California AG Puts Brakes on State-Funded Travel to States with Anti-LGBT Laws

THIS IS WHAT I KNOW--The current political climate has brought a clear divide among states on social and environmental issues. While Governor Brown and the state legislature work to pass bills to bypass President Trump’s agenda, Attorney General Xavier Becerra is also lending his chops to signal dissatisfaction with Kentucky and three other states that have passed legislation that would restrict LGBT rights. 


Becerra (photo right), a Democrat, has added Kentucky, Texas, Alabama, and South Dakota to a list of locations where nonessential state employee travel has been restricted by legislation passed last year to states that, as of June 26, 2015, had passed laws discriminating on the basis of sexual orientation, gender identity or gender expression. Original states on the list include North Carolina, Kansas, Mississippi and Tennessee.

Each state on the list had  passed legislation restricting rights of LGBTQ people; in the past three months alone, Alabama, South Dakota, and Texas had all passed laws that could restrict LBGT people from adopting or becoming foster parents.

California’s AB 1887, signed into law in September 2016 following North Carolina’s passage of the controversial “bathroom bill.” The original bill was enacted during Senator Kamala Harris’s tenure as Attorney General and left the addition of other states to the discretion of the Attorney General.

Kentucky’s recent SB 17, which goes into effect this summer, triggered the addition of that state to the existing ban. The bill, sponsored by Sen. Albert Robinson (R-London) will permit students to express their religious and political views in public schools without fear of retaliatory law suits and could open the door for student-run organizations in public colleges and schools to discriminate against students based on sexual orientation or gender identity.

“Our country has made great strides in dismantling prejudicial laws that have deprived too many of our fellow Americans of their precious rights. Sadly, that is not the case in all parts of the nation, not even in the 21st century. Discriminatory laws in any part of our country send all of us several steps back. That’s why when California said we would not tolerate discrimination against LGBTQ members of our community, we meant it.” – Xavier Becerra

California Legislator Evan Low, who authored AB 1887 adds that the original bill was passed to “ensure our taxpayer dollars do not fund bigotry or hatred. AG Becerra’s action today sends a strong message that discrimination beyond our borders will not be tolerated.”

It’s unclear how the travel restrictions will play out or if they’ll indeed cause states to question legislation that may bring reactions by other states.
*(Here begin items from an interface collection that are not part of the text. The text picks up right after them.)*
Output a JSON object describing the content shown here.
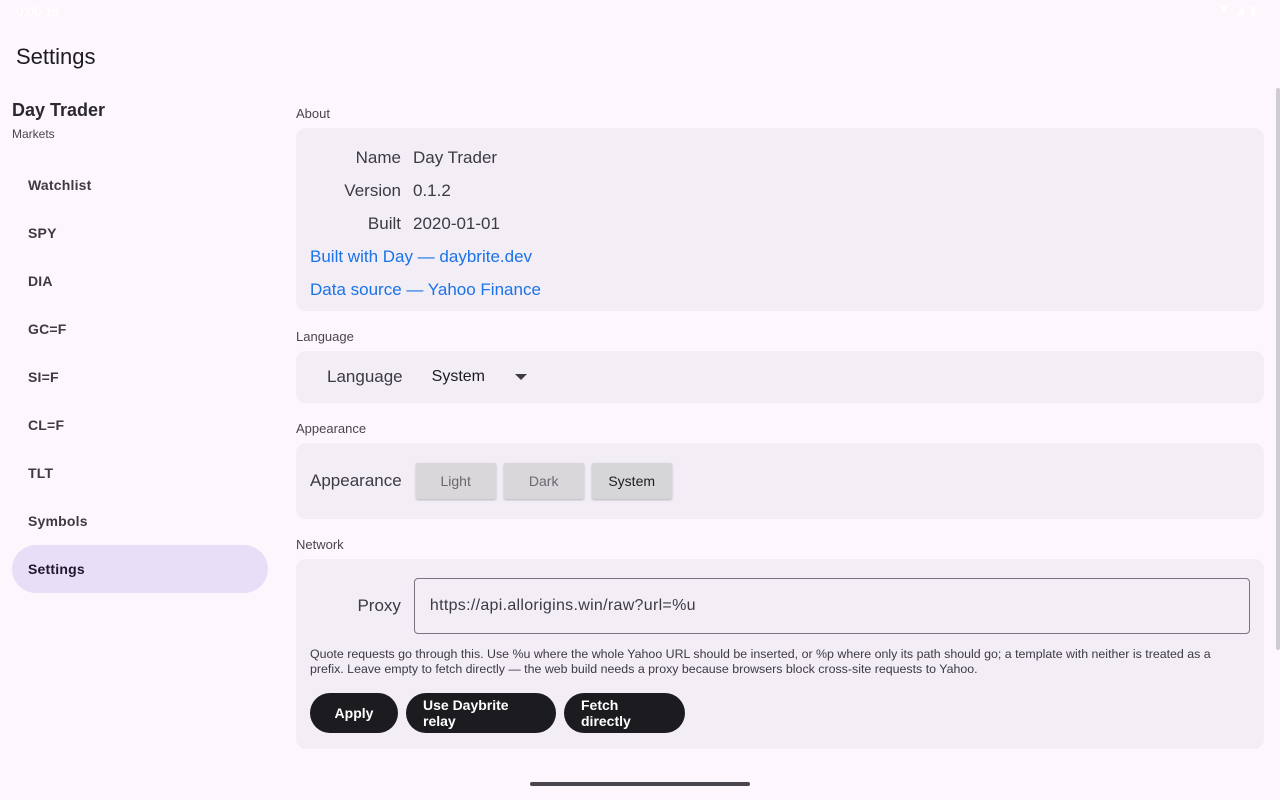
{
  "status_bar": {
    "time": "0:00 19",
    "icons": [
      "wifi-icon",
      "signal-icon",
      "battery-icon"
    ]
  },
  "page": {
    "title": "Settings"
  },
  "sidebar": {
    "app_name": "Day Trader",
    "app_subtitle": "Markets",
    "items": [
      {
        "label": "Watchlist"
      },
      {
        "label": "SPY"
      },
      {
        "label": "DIA"
      },
      {
        "label": "GC=F"
      },
      {
        "label": "SI=F"
      },
      {
        "label": "CL=F"
      },
      {
        "label": "TLT"
      },
      {
        "label": "Symbols"
      },
      {
        "label": "Settings",
        "active": true
      }
    ]
  },
  "about": {
    "section_label": "About",
    "name_key": "Name",
    "name_val": "Day Trader",
    "version_key": "Version",
    "version_val": "0.1.2",
    "built_key": "Built",
    "built_val": "2020-01-01",
    "link_built_with": "Built with Day — daybrite.dev",
    "link_data_source": "Data source — Yahoo Finance"
  },
  "language": {
    "section_label": "Language",
    "label": "Language",
    "selected": "System"
  },
  "appearance": {
    "section_label": "Appearance",
    "label": "Appearance",
    "options": [
      "Light",
      "Dark",
      "System"
    ],
    "selected": "System"
  },
  "network": {
    "section_label": "Network",
    "proxy_label": "Proxy",
    "proxy_value": "https://api.allorigins.win/raw?url=%u",
    "help_text": "Quote requests go through this. Use %u where the whole Yahoo URL should be inserted, or %p where only its path should go; a template with neither is treated as a prefix. Leave empty to fetch directly — the web build needs a proxy because browsers block cross-site requests to Yahoo.",
    "apply_label": "Apply",
    "relay_label": "Use Daybrite relay",
    "direct_label": "Fetch directly"
  },
  "colors": {
    "accent": "#e8def8",
    "link": "#1a73e8",
    "card": "#f3edf6",
    "button": "#1c1b1f"
  }
}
However, the cultural and political divide between states continues to grow – and California continues to present a strong voice against discriminatory LGBT and civil rights laws and policies.

(Beth Cone Kramer is a Los Angeles writer and a columnist for CityWatch.)